The Joint United Nations Programme on HIV/AIDS (UNAIDS) and the U.S. President’s Emergency Plan for AIDS Relief (PEPFAR) today launched a five-year action framework to accelerate the scale-up of voluntary medical male circumcision (VMMC) for HIV prevention. The framework—developed by the World Health Organization (WHO), UNAIDS, PEFPAR, the Bill & Melinda Gates Foundation and the World Bank in consultation with national Ministries of Health—calls for the immediate roll-out and expansion of VMMC services in 14 priority countries of eastern and southern Africa.
“Voluntary medical male circumcision is a high-impact and cost-effective prevention tool that will bring us one step closer to our goal of an HIV-free generation," said UNAIDS Executive Director Michel Sidibé, who unveiled the action framework at the 16th International Conference on AIDS and STIs in Africa (ICASA), together with partners. “Each HIV infection averted is money in the bank and fiscal space for the future,” he added. Joining Mr Sidibé at the launch in Addis Ababa, Ethiopia, were the U.S. Global AIDS Coordinator Dr Eric Goosby and the former President of Botswana, Festus Mogae.
There is compelling evidence that VMMC, when provided by well-trained health professionals, reduces the risk of sexual transmission of HIV from women to men by approximately 60 per cent. Since 2007, WHO and UNAIDS have urged countries with high HIV prevalence and low levels of male circumcision to expand access to safe VMMC services.
VMMC offers excellent value for money. Recent modelling commissioned by PEPFAR and UNAIDS found that reaching 80% coverage of adult VMMC in the 14 priority countries would entail performing approximately 20 million circumcisions on men aged 15-49 by the year 2015. Such a scale-up would cost a total of US$1.5 billion and would result in a net savings of US$16.5 billion by 2025 due to averted treatment and care costs. An estimated 3.4 million new HIV infections would be averted through 2025.
To date, the scale-up of VMMC has been modest in most countries. According to the joint framework, more than 550 000 men aged 15-49 had been circumcised in the 14 priority countries by the end of 2010. The greatest success in scaling up adult VMMC has occurred in Kenya, particularly in Nyanza Province. While progress in implementing VMMC programmes has been more limited in the other priority countries, nearly all countries saw the pace of scale-up quicken in 2010.
Acknowledging the important role of country ownership and accountability in health systems, U.S. Global AIDS Ambassador Dr Eric Goosby stated, “PEPFAR strongly supports heightened and immediate national ownership in all priority countries to implement safe, efficient voluntary medical male circumcision scale-up strategies. VMMC offers men an unprecedented opportunity to assume a proactive role in reducing their risk of contracting HIV, empowering them to protect their health and the health of their partners."

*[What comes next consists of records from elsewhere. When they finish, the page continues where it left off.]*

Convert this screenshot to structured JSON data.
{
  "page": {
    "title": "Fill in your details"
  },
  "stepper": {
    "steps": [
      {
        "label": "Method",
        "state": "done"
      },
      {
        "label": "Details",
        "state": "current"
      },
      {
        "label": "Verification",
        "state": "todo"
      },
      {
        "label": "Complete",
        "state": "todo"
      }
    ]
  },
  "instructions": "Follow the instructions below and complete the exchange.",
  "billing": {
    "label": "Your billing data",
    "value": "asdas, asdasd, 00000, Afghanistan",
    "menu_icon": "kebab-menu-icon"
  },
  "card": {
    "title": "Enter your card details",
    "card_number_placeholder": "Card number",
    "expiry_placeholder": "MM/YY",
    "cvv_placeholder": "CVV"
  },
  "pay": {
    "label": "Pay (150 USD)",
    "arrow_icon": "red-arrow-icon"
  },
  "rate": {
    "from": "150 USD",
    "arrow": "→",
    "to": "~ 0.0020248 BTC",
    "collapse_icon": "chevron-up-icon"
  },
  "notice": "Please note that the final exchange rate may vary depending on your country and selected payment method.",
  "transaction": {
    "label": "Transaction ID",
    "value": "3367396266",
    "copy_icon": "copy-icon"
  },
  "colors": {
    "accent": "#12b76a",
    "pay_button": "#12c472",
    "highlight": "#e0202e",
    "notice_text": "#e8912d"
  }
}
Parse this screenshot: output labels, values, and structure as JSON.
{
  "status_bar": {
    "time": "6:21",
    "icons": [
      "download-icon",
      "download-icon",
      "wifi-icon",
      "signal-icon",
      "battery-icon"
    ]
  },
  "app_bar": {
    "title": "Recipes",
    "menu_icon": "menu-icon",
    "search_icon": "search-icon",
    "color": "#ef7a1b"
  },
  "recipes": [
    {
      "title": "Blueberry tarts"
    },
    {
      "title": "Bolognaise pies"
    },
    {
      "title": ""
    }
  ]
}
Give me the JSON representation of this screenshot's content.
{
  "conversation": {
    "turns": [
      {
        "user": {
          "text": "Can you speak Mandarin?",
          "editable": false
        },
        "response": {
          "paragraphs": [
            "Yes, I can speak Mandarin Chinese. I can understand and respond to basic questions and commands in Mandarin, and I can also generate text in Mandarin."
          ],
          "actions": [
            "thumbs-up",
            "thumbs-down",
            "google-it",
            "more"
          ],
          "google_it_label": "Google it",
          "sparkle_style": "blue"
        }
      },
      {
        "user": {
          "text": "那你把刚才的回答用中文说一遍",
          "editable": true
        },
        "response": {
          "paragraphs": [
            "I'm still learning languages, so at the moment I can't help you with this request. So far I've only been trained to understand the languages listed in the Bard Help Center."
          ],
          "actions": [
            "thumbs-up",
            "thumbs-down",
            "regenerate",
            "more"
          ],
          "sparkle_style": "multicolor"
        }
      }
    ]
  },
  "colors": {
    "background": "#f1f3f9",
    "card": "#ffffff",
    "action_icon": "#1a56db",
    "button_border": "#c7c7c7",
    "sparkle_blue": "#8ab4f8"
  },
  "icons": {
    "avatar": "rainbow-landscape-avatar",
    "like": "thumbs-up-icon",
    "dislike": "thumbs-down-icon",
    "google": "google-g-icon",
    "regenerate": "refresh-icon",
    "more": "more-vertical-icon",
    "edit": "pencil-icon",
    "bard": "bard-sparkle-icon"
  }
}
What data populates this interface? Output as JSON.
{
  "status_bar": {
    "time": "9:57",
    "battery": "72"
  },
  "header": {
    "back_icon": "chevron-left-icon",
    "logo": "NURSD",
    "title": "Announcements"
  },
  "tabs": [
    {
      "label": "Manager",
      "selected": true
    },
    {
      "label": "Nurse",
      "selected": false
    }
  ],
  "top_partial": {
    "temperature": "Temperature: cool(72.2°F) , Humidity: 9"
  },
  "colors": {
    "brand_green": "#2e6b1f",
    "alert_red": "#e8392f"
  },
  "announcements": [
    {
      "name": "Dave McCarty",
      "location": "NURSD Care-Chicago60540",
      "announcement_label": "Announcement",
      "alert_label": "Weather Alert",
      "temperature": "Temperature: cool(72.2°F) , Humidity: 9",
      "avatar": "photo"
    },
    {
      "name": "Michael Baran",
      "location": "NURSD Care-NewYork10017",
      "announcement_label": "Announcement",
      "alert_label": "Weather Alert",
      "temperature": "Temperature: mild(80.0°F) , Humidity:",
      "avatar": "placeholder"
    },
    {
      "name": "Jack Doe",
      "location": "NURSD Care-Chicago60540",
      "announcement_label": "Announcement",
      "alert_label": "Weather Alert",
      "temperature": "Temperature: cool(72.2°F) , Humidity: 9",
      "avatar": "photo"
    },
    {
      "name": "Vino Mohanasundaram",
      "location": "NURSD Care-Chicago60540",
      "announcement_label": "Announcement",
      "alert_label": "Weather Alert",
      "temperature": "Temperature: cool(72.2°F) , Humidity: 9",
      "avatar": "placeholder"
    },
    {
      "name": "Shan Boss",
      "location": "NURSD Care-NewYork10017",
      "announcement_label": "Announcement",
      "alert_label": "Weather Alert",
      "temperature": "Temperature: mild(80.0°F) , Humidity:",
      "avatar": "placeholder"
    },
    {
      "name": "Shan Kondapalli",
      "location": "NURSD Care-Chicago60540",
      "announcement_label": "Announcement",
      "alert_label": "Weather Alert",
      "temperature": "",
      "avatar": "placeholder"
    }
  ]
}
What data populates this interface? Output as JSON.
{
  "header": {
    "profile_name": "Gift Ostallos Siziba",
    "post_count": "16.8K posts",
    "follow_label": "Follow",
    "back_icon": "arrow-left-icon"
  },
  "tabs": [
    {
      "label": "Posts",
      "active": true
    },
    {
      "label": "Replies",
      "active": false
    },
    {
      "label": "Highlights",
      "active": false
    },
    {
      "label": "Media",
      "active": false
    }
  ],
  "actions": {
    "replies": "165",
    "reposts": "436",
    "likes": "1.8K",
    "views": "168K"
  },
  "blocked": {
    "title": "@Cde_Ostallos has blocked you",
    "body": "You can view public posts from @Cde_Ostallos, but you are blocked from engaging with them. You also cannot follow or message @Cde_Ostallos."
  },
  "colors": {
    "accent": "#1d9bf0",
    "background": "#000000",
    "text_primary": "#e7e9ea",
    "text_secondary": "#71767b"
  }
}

The new framework proposes strategic and coordinated action among partners at local, national and global levels to harness resources and focus on reaching adult and adolescent men with VMMC services as quickly and safely as possible. It underscores that country leadership is critical to the success and sustainability of this initial phase of VMMC programmes. The longer-term goal is to offer VMMC for all infants in the priority countries—replacing the need for adolescent and adult VMMC.
Innovation in service delivery, supply chain logistics, human resource deployment and medical devices is encouraged to improve efficiency, access, and safety, while creating demand for VMMC services. The framework urges governments in the 14 priority countries to seek funding from a range of domestic and international sources—with a view, over time, to a greater reliance on national on and local resources.
Speaking at today’s press briefing, Mr Festus Mogae called on leaders to support and scale up VMMC programmes in the 14 priority countries. “Strong collaboration between political, traditional and religious leadership will be critical to the safe and effective scale up of VMMC services,” said Mr Mogae, who is the chairman of Champions for an HIV-Free Generation, a non-governmental organization. “The key role of religious and traditional leaders is to ensure that there is a working partnership with the communities so that while the circumcision is done medically as an add-on HIV prevention strategy, it still retains its religious or cultural significance to the communities,” he added.
VMMC is an important component of a comprehensive HIV prevention package. WHO, UNAIDS and PEPFAR recommend a combination approach to HIV prevention that includes the correct and consistent use of male and female condoms; treatment for sexually transmitted infections; the promotion of safer sexual practices such as avoidance of penetrative sex; the provision of antiretroviral therapy for HIV-positive people who are eligible for treatment; and voluntary medical male circumcision in certain settings.
VMMC is a life-saving HIV intervention with major cost benefits. A one-time health intervention, VMMC confers life-long partial protection against HIV. The joint framework launched today embraces urgent and widespread scale-up of VMMC in all priority countries through a coordinated, country-driven effort.